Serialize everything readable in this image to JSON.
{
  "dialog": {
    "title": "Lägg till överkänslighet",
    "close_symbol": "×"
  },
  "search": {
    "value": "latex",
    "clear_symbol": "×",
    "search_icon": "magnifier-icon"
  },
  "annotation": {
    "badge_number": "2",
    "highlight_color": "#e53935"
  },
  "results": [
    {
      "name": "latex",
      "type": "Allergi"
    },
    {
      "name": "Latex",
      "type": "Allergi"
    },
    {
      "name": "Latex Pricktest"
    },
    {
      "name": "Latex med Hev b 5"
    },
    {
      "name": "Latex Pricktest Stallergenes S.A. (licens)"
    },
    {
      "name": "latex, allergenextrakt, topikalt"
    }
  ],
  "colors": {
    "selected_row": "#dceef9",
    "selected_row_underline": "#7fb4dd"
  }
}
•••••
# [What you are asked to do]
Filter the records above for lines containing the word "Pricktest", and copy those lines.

# [The completed task]
      "name": "Latex Pricktest"
      "name": "Latex Pricktest Stallergenes S.A. (licens)"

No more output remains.